TASK:
Look through the data below, and copy each line that carries the word "dataset".

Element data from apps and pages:
- - - - -

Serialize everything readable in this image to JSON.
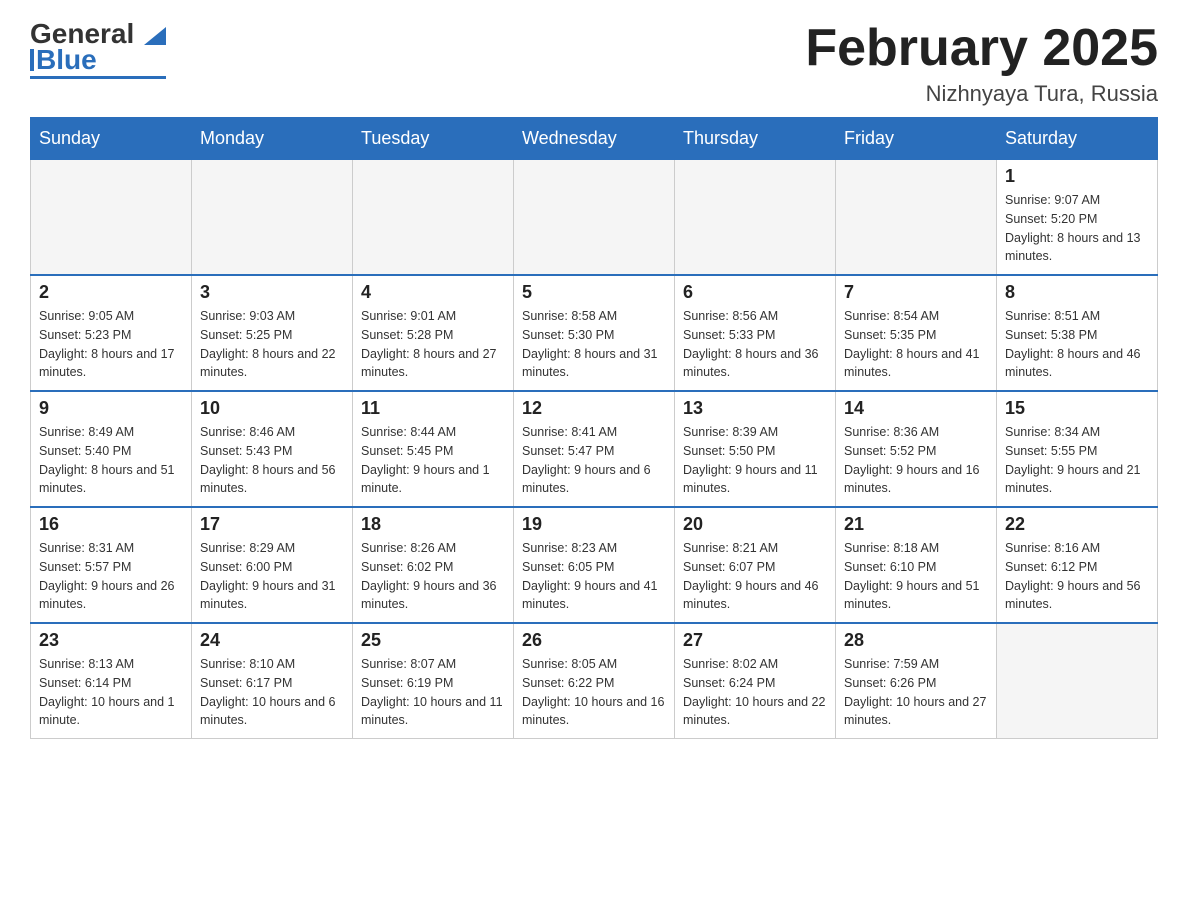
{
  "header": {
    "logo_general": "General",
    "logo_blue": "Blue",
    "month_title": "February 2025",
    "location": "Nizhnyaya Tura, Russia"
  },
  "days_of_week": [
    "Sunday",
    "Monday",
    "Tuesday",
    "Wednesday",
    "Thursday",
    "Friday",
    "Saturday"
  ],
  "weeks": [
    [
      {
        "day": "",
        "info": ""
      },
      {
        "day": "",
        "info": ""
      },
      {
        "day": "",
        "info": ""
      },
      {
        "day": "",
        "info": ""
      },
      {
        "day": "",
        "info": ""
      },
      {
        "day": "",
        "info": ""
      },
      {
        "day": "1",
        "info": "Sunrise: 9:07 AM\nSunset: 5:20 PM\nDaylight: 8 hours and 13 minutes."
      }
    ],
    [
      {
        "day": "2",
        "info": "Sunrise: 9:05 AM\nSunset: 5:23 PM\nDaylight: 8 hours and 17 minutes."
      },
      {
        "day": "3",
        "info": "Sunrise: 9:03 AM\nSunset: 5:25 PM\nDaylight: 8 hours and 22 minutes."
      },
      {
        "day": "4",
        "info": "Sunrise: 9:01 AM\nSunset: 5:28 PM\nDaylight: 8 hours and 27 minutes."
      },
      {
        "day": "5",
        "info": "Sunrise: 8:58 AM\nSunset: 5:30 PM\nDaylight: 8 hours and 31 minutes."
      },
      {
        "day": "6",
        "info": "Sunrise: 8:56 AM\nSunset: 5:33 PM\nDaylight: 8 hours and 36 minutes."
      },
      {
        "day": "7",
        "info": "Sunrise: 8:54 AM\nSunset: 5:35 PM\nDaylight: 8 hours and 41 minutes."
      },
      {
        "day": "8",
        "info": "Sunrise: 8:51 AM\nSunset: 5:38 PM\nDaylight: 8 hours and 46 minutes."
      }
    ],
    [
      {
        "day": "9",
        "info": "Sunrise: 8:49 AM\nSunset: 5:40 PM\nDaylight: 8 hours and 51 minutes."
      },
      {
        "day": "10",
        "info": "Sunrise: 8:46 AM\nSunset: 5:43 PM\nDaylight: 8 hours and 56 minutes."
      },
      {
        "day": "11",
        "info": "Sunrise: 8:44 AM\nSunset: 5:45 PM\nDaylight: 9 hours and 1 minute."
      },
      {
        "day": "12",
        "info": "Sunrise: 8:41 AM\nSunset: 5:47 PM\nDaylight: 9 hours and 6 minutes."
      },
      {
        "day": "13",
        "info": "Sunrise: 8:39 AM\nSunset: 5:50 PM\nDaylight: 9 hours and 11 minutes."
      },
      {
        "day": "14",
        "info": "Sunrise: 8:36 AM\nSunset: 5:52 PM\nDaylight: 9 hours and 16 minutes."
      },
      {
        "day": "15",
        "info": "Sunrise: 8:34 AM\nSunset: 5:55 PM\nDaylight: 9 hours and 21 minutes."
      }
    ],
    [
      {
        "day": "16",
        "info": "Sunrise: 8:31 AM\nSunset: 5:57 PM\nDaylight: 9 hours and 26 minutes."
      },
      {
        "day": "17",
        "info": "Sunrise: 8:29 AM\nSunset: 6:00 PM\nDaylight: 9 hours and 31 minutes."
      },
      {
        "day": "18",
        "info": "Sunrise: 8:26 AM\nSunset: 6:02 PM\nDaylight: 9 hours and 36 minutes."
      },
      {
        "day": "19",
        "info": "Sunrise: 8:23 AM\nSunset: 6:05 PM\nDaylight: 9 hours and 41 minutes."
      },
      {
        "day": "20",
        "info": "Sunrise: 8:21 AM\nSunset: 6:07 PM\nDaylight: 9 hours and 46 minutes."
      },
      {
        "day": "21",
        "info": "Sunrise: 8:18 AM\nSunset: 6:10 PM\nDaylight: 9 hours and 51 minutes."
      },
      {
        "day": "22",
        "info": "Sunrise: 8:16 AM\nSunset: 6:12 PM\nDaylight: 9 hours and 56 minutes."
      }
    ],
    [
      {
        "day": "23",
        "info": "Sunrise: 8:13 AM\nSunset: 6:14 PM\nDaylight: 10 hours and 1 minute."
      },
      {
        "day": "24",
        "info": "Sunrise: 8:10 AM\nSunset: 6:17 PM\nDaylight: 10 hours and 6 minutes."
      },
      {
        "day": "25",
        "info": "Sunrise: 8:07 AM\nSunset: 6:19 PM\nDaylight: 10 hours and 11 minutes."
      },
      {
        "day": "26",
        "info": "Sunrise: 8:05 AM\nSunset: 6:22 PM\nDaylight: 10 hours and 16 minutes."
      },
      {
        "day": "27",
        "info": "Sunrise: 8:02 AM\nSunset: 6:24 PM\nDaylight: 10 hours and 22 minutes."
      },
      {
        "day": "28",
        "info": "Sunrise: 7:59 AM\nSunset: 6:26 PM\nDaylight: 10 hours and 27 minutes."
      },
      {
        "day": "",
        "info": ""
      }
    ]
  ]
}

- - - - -

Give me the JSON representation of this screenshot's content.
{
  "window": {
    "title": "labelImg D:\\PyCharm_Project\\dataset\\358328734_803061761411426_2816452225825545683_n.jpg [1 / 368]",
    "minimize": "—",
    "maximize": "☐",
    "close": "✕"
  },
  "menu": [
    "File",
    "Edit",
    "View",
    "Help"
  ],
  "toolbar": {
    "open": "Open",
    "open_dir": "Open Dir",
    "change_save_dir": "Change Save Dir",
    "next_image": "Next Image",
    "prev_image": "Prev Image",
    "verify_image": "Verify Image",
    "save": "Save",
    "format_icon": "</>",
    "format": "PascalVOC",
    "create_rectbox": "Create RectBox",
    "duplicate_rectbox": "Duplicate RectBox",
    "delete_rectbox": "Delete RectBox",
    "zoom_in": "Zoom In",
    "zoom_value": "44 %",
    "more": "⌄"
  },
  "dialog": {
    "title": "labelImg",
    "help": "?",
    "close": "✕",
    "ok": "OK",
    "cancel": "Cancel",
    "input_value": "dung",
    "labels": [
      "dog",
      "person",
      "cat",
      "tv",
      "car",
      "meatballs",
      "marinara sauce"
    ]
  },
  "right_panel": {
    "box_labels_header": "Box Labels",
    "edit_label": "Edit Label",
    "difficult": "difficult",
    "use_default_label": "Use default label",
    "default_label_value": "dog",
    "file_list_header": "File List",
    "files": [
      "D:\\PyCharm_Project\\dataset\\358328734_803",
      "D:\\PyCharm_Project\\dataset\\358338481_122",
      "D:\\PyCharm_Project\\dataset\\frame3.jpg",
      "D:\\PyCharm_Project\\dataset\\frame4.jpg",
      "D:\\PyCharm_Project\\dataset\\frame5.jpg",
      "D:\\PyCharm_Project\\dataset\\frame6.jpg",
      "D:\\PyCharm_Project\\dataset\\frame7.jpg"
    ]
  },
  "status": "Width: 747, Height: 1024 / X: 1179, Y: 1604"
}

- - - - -

RESPONSE BOX:
    "title": "labelImg D:\\PyCharm_Project\\dataset\\358328734_803061761411426_2816452225825545683_n.jpg [1 / 368]",
      "D:\\PyCharm_Project\\dataset\\358328734_803",
      "D:\\PyCharm_Project\\dataset\\358338481_122",
      "D:\\PyCharm_Project\\dataset\\frame3.jpg",
      "D:\\PyCharm_Project\\dataset\\frame4.jpg",
      "D:\\PyCharm_Project\\dataset\\frame5.jpg",
      "D:\\PyCharm_Project\\dataset\\frame6.jpg",
      "D:\\PyCharm_Project\\dataset\\frame7.jpg"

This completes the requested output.